In popular cultureEdit
The novel Christy and the television series of the same name are based on historical events, people, and localities of Cocke County. The fictional small town of El Pano, where the novel begins, is based on the existing village of Del Rio, Tennessee. The fictional Cutter Gap, where most of the plot unfolds, represents the locale now known as Chapel Hollow. Several area landmarks associated with the story are marked for visitors, including the site of the Ebenezer Mission in Chapel Hollow, which is located off the Old Fifteenth Rd., about 5 miles (8.0 km) from Del Rio.
Like all of Unionist East Tennessee, Cocke County has been overwhelmingly Republican ever since the Civil War. Since the first postwar election in 1868, Cocke County has voted for every Republican Presidential candidate, even supporting William Howard Taft during the divided 1912 election. No Democratic Presidential candidate has managed to receive forty percent of the county's vote in this time, although Franklin D. Roosevelt in his 1932 landslide got within 0.23 percent of this figure.
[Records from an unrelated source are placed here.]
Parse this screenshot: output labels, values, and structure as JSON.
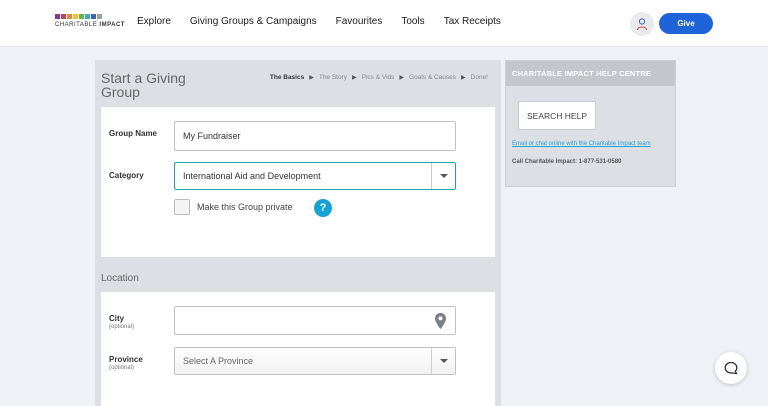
{
  "brand": {
    "logo_text_a": "CHARITABLE",
    "logo_text_b": "IMPACT",
    "logo_colors": [
      "#7b3f8c",
      "#c83f5c",
      "#e08a3c",
      "#e9c23a",
      "#6bb34a",
      "#3fa9c9",
      "#3c63b4",
      "#9aa0a8"
    ]
  },
  "nav": {
    "items": [
      "Explore",
      "Giving Groups & Campaigns",
      "Favourites",
      "Tools",
      "Tax Receipts"
    ],
    "give_label": "Give"
  },
  "form": {
    "title": "Start a Giving Group",
    "steps": [
      "The Basics",
      "The Story",
      "Pics & Vids",
      "Goals & Causes",
      "Done!"
    ],
    "active_step": "The Basics",
    "group_name_label": "Group Name",
    "group_name_value": "My Fundraiser",
    "category_label": "Category",
    "category_value": "International Aid and Development",
    "private_label": "Make this Group private",
    "help_symbol": "?",
    "location_title": "Location",
    "city_label": "City",
    "city_sub": "(optional)",
    "city_value": "",
    "province_label": "Province",
    "province_sub": "(optional)",
    "province_value": "Select A Province"
  },
  "help": {
    "title": "CHARITABLE IMPACT HELP CENTRE",
    "search_label": "SEARCH HELP",
    "link_text": "Email or chat online with the Charitable Impact team",
    "phone_text": "Call Charitable Impact: 1-877-531-0580"
  },
  "colors": {
    "accent": "#1f63d9",
    "teal": "#1fa3b7",
    "help_icon": "#17a2d4"
  }
}
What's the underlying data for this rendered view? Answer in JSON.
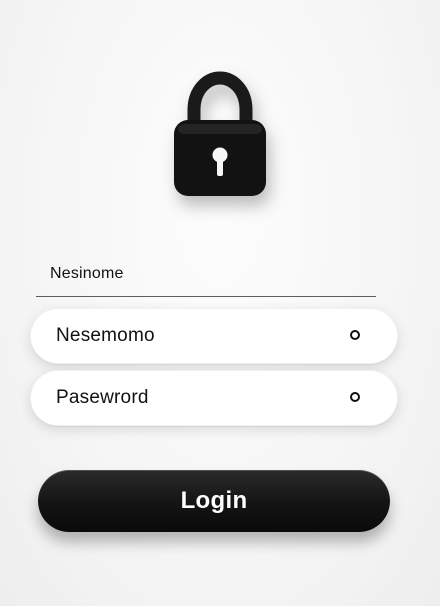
{
  "form": {
    "label": "Nesinome",
    "username_text": "Nesemomo",
    "password_text": "Pasewrord",
    "login_label": "Login"
  },
  "icons": {
    "lock": "lock-icon",
    "username_field_icon": "ring-icon",
    "password_field_icon": "ring-icon"
  },
  "colors": {
    "background": "#f6f6f6",
    "primary": "#111111",
    "button_text": "#ffffff"
  }
}
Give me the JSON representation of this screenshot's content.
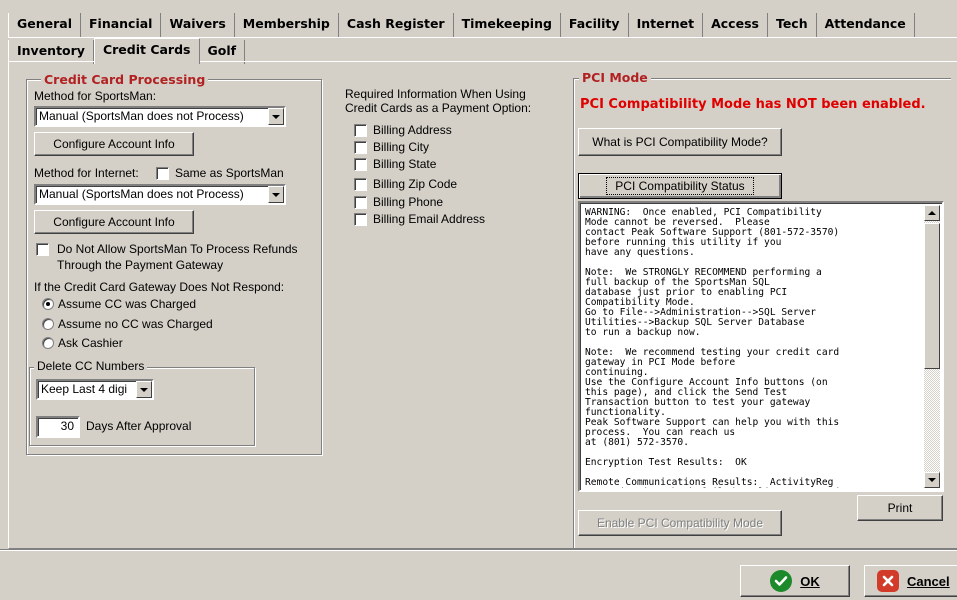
{
  "tabs_row1": [
    "General",
    "Financial",
    "Waivers",
    "Membership",
    "Cash Register",
    "Timekeeping",
    "Facility",
    "Internet",
    "Access",
    "Tech",
    "Attendance"
  ],
  "tabs_row2": [
    "Inventory",
    "Credit Cards",
    "Golf"
  ],
  "active_tab": "Credit Cards",
  "cc": {
    "group_title": "Credit Card Processing",
    "method_sportsman_label": "Method for SportsMan:",
    "method_sportsman_value": "Manual (SportsMan does not Process)",
    "configure1": "Configure Account Info",
    "method_internet_label": "Method for Internet:",
    "same_as_label": "Same as SportsMan",
    "method_internet_value": "Manual (SportsMan does not Process)",
    "configure2": "Configure Account Info",
    "no_refunds_line1": "Do Not Allow SportsMan To Process Refunds",
    "no_refunds_line2": "Through the Payment Gateway",
    "gateway_label": "If the Credit Card Gateway Does Not Respond:",
    "radio_charged": "Assume CC was Charged",
    "radio_not_charged": "Assume no CC was Charged",
    "radio_ask": "Ask Cashier",
    "delete_group": "Delete CC Numbers",
    "delete_value": "Keep Last 4 digi",
    "days_value": "30",
    "days_label": "Days After Approval"
  },
  "required": {
    "title_line1": "Required Information When Using",
    "title_line2": "Credit Cards as a Payment Option:",
    "items": [
      "Billing Address",
      "Billing City",
      "Billing State",
      "Billing Zip Code",
      "Billing Phone",
      "Billing Email Address"
    ]
  },
  "pci": {
    "group_title": "PCI Mode",
    "warning": "PCI Compatibility Mode has NOT been enabled.",
    "what_button": "What is PCI Compatibility Mode?",
    "status_button": "PCI Compatibility Status",
    "log_text": "WARNING:  Once enabled, PCI Compatibility\nMode cannot be reversed.  Please\ncontact Peak Software Support (801-572-3570)\nbefore running this utility if you\nhave any questions.\n\nNote:  We STRONGLY RECOMMEND performing a\nfull backup of the SportsMan SQL\ndatabase just prior to enabling PCI\nCompatibility Mode.\nGo to File-->Administration-->SQL Server\nUtilities-->Backup SQL Server Database\nto run a backup now.\n\nNote:  We recommend testing your credit card\ngateway in PCI Mode before\ncontinuing.\nUse the Configure Account Info buttons (on\nthis page), and click the Send Test\nTransaction button to test your gateway\nfunctionality.\nPeak Software Support can help you with this\nprocess.  You can reach us\nat (801) 572-3570.\n\nEncryption Test Results:  OK\n\nRemote Communications Results:  ActivityReg\nCommunication Check failed:  Client Password",
    "print_button": "Print",
    "enable_button": "Enable PCI Compatibility Mode"
  },
  "footer": {
    "ok_label": "OK",
    "cancel_label": "Cancel"
  },
  "colors": {
    "pci_red": "#e00000",
    "title_red": "#b22222",
    "ok_green": "#1c8a2a",
    "cancel_red": "#d23a2a"
  }
}
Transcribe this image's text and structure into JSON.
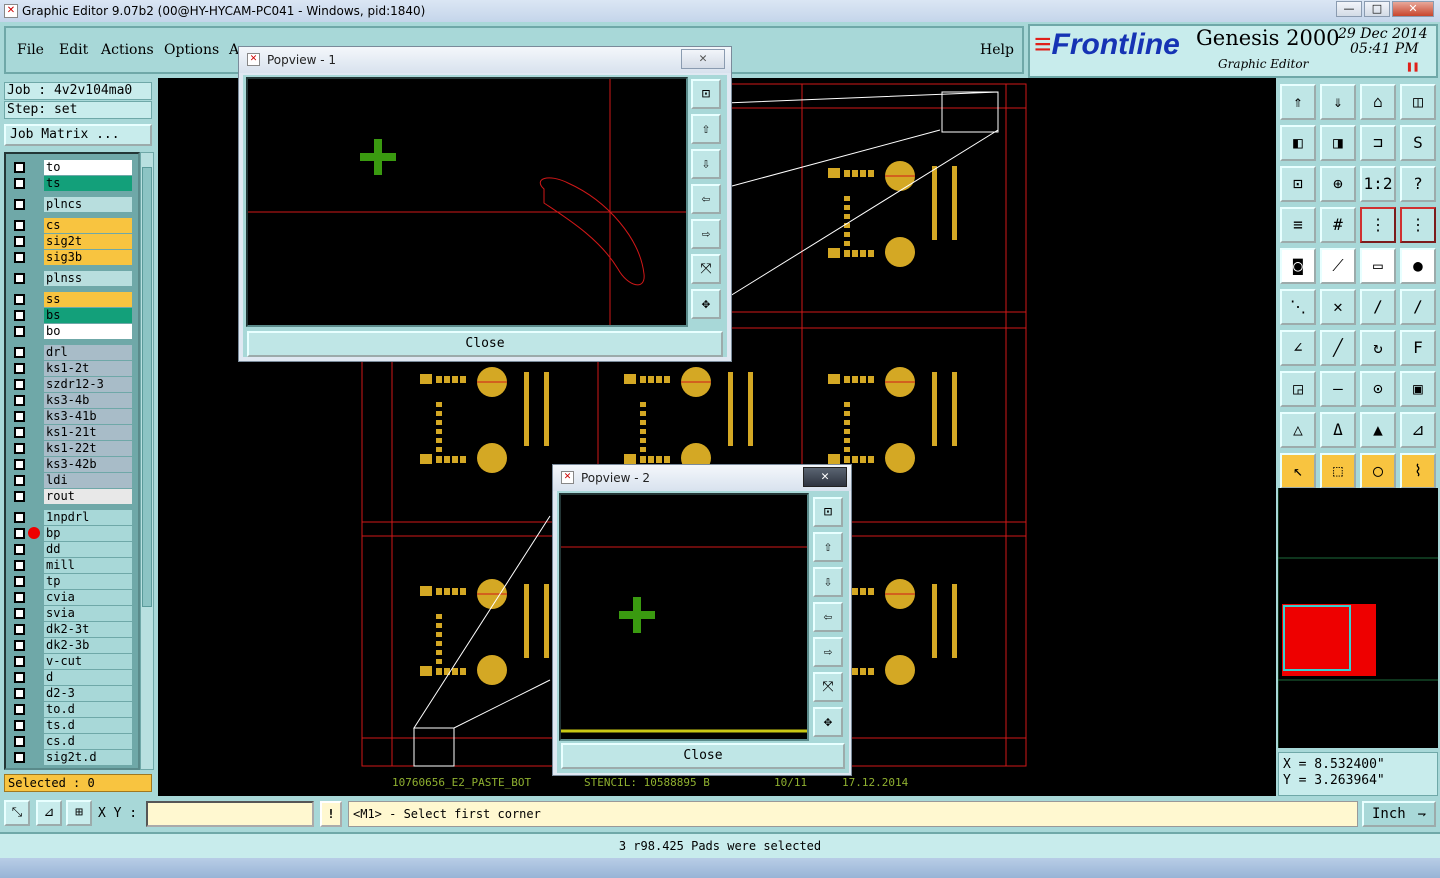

- E.R. Walker III, "Cocke County," Tennessee Encyclopedia of History and Culture. Retrieved: June 24, 2013.
- "State & County QuickFacts". United States Census Bureau. Retrieved November 29, 2013.
- "Find a County". National Association of Counties. Archived from the original on May 31, 2011. Retrieved June 7, 2011.
- Office of Management and Budget, Update of Statistical Area Definitions and Guidance on Their Uses Archived April 24, 2009, at the Wayback Machine, December 5, 2005
- Gannett, Henry (1905). The Origin of Certain Place Names in the United States. Govt. Print. Off. p. 86.
- Oliver Perry Temple, East Tennessee and the Civil War, (R. Clarke Company, 1899), p. 199.
- "2010 Census Gazetteer Files". United States Census Bureau. August 22, 2012. Retrieved April 2, 2015.
- Tennessee Department of Environment and Conservation, et al., "Ambient Air Monitoring Plan," Environmental Protection Agency website, July 1, 2010, p. 6. Accessed: March 18, 2015.
- Tennessee County Highpoints, Tennessee Landforms. Retrieved: June 24, 2013.
- "Population and Housing Unit Estimates". Retrieved July 20, 2019.
- "U.S. Decennial Census". United States Census Bureau. Archived from the original on April 26, 2015. Retrieved April 2, 2015.
- "Historical Census Browser". University of Virginia Library. Retrieved April 2, 2015.
- Forstall, Richard L., ed. (March 27, 1995). "Population of Counties by Decennial Census: 1900 to 1990". United States Census Bureau. Retrieved April 2, 2015.
- "Census 2000 PHC-T-4. Ranking Tables for Counties: 1990 and 2000" (PDF). United States Census Bureau. April 2, 2001. Retrieved April 2, 2015.
- Based on 2000 census data
- "American FactFinder". United States Census Bureau. Archived from the original on September 11, 2013. Retrieved May 14, 2011.
- Robertson, Campbell (February 20, 2012). "Yesterday's Moonshiner, Today's Microdistiller". The New York Times. Retrieved February 21, 2012.
- Leip, David. "Dave Leip's Atlas of U.S. Presidential Elections". uselectionatlas.org. Retrieved March 10, 2018.